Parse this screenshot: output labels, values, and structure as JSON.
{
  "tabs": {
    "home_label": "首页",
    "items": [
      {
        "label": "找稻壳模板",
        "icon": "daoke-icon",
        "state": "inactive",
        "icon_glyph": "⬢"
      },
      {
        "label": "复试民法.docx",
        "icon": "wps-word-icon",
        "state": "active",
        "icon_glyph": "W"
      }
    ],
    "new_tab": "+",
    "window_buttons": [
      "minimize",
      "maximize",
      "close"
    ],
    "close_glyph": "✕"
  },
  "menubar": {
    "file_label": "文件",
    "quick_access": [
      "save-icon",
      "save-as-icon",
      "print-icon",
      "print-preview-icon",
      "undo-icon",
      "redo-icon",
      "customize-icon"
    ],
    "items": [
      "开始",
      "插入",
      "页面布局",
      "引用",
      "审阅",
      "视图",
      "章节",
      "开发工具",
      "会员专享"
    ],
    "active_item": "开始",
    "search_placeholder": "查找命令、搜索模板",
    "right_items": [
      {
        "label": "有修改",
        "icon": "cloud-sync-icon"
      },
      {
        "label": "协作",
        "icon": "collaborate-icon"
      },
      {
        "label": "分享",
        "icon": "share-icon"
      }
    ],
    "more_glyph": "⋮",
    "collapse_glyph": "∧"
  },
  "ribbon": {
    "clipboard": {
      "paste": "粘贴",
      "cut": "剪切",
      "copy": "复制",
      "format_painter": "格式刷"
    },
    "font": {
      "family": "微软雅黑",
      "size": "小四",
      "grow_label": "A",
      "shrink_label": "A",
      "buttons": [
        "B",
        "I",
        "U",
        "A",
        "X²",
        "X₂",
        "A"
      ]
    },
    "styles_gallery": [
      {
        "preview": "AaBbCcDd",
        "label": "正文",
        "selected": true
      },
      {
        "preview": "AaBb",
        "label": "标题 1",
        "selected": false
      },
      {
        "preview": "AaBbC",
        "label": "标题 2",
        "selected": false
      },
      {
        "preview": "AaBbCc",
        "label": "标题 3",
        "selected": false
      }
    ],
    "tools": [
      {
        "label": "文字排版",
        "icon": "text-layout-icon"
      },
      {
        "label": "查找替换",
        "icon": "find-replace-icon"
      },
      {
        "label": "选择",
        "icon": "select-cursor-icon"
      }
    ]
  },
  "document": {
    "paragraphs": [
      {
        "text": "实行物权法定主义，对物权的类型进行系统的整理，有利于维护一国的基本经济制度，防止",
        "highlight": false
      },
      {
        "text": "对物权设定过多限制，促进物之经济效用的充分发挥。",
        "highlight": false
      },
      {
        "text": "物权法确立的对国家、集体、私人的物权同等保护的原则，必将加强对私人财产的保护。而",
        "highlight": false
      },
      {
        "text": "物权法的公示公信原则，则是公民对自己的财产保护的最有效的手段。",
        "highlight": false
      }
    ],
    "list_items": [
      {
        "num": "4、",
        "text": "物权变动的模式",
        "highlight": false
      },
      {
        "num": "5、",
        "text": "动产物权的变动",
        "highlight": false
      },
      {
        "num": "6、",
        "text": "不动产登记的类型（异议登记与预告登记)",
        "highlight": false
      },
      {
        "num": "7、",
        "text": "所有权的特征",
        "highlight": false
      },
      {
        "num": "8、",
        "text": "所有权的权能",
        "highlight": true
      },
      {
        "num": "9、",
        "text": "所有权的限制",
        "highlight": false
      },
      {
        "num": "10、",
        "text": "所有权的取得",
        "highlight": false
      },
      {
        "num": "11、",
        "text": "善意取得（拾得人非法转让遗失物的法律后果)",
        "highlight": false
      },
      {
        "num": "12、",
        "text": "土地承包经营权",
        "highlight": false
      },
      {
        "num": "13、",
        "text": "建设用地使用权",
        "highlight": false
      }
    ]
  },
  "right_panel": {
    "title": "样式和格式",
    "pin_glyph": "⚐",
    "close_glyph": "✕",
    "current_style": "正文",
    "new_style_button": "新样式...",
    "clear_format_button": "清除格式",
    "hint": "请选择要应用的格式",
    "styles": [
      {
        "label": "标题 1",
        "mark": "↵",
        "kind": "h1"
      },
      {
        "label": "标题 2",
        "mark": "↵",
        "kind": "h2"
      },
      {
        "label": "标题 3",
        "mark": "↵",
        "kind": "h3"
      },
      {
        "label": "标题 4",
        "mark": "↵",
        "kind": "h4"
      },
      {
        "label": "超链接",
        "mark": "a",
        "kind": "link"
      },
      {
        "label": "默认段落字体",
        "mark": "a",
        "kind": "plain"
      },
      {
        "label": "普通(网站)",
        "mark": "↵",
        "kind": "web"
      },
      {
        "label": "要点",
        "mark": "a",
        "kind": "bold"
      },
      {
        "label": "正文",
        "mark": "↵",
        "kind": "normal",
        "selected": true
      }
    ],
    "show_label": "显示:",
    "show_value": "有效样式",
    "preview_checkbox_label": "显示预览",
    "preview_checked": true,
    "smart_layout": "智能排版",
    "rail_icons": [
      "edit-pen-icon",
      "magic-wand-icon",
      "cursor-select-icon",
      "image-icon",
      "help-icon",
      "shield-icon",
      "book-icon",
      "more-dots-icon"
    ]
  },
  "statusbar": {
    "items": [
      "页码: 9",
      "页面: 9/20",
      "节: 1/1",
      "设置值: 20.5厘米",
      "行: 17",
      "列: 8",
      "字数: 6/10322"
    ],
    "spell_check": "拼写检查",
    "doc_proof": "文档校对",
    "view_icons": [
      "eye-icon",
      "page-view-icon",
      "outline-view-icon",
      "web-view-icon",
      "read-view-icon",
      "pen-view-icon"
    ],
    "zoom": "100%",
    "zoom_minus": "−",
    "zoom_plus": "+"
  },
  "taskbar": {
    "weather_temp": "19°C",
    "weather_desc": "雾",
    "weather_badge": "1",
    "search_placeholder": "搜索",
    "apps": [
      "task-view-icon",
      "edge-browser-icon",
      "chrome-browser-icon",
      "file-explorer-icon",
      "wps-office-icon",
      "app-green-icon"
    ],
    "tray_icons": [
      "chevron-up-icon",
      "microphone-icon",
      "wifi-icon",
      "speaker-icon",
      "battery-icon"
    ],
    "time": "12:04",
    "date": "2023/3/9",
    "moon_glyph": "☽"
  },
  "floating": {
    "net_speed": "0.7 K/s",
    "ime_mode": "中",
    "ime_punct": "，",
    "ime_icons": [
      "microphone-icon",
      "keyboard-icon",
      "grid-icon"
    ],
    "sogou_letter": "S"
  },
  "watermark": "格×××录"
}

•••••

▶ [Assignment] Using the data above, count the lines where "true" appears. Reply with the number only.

▶ [Output for this task] 4